If a line in the data below includes the string "icon", please return a copy of it.

[Component data from apps and pages]
%%

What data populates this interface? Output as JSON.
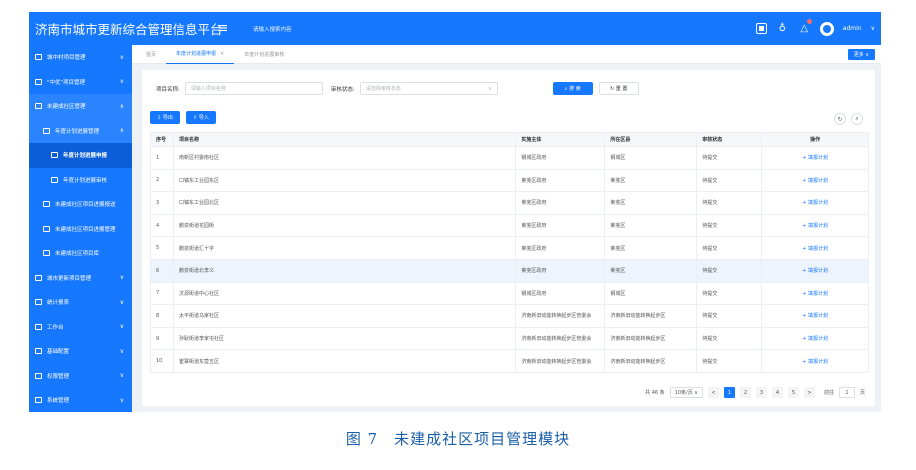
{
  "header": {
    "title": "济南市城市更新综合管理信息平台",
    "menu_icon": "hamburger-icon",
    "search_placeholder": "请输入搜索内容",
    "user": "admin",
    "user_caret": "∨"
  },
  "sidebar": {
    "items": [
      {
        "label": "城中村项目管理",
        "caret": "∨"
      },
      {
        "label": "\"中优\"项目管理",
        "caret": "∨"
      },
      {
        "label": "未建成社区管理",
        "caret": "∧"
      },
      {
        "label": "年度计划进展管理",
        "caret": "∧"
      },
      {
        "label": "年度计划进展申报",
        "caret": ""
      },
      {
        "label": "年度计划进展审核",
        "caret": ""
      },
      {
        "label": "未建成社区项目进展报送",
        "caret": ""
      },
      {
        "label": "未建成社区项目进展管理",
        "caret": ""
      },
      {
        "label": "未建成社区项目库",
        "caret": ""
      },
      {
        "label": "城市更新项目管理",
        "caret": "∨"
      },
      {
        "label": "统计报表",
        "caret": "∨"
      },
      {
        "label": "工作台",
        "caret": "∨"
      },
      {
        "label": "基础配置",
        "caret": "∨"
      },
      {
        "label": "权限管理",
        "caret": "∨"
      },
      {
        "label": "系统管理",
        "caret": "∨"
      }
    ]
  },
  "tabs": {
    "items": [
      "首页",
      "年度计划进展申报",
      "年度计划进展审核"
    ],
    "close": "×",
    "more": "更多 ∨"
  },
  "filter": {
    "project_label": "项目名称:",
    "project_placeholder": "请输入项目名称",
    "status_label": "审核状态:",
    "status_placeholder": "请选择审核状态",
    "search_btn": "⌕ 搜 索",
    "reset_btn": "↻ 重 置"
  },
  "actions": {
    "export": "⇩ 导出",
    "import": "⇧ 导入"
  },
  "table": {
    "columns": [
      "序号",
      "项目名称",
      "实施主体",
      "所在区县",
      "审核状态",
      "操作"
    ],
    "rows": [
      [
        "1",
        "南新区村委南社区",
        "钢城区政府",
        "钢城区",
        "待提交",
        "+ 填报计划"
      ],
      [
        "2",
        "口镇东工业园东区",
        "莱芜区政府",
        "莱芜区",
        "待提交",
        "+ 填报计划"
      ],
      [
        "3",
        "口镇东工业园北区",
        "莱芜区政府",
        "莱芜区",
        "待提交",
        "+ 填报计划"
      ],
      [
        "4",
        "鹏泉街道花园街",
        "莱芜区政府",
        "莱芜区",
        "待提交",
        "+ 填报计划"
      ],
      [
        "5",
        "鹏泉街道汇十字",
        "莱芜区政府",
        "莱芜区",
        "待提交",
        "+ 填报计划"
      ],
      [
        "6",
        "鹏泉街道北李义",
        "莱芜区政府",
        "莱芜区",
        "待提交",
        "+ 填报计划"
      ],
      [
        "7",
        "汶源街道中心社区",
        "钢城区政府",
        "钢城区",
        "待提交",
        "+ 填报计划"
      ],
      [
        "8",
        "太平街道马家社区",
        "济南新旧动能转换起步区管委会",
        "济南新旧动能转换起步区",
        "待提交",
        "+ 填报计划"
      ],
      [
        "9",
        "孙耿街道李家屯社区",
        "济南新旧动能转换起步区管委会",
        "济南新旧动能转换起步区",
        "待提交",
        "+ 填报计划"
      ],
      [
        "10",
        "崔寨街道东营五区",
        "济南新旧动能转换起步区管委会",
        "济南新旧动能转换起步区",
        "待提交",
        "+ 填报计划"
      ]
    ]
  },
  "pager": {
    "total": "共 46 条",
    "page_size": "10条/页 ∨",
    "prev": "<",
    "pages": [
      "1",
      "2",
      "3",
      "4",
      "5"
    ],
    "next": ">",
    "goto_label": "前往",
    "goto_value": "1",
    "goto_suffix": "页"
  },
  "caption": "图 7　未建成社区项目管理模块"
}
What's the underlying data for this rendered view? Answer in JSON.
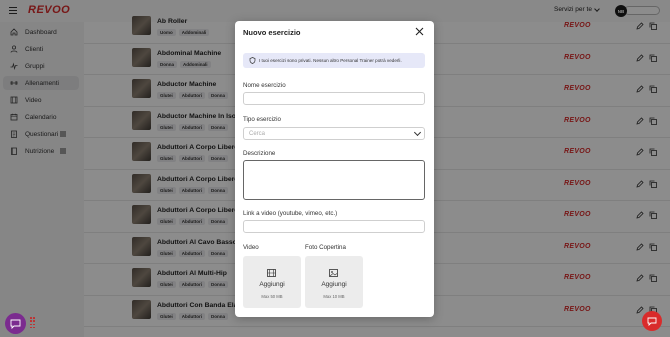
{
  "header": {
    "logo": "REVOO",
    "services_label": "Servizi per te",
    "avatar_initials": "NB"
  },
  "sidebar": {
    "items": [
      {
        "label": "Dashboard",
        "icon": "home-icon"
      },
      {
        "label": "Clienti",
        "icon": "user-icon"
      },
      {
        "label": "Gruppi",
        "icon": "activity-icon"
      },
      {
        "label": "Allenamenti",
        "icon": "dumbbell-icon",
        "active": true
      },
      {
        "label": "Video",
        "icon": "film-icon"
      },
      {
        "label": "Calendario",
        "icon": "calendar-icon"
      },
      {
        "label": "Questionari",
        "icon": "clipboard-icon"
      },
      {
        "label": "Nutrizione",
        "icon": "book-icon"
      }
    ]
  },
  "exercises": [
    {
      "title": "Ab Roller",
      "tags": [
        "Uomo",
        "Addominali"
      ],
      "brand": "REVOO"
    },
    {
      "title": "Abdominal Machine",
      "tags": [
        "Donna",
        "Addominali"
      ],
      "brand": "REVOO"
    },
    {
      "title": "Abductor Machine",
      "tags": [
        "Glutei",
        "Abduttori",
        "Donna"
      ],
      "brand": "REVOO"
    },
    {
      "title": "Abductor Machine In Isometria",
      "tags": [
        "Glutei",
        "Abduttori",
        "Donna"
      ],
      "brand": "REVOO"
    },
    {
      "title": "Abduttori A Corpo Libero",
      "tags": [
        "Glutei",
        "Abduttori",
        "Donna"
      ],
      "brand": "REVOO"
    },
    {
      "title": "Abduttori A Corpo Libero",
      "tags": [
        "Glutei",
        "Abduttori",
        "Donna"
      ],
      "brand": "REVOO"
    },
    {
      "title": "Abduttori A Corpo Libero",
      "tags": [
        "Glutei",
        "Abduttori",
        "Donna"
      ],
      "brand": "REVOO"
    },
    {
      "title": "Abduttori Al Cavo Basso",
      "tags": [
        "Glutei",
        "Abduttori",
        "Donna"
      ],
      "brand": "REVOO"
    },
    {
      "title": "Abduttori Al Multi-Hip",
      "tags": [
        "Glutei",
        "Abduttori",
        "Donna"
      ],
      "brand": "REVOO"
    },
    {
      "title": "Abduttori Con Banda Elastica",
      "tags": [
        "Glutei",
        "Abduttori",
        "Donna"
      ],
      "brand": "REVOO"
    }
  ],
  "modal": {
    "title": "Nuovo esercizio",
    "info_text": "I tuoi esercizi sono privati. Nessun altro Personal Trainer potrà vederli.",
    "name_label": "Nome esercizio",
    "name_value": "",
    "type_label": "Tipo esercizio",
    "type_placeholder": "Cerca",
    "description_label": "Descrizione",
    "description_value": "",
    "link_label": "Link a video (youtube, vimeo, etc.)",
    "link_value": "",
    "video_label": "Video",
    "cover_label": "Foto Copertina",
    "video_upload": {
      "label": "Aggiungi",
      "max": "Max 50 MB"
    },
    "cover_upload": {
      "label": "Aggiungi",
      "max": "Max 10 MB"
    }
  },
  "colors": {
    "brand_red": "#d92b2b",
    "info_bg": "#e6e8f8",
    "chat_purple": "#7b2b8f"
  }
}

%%

* Answer
    "menu_icon": "hamburger-icon",
        "icon": "home-icon"
        "icon": "user-icon"
        "icon": "activity-icon"
        "icon": "dumbbell-icon",
        "icon": "film-icon"
        "icon": "calendar-icon"
        "icon": "clipboard-icon"
        "icon": "book-icon"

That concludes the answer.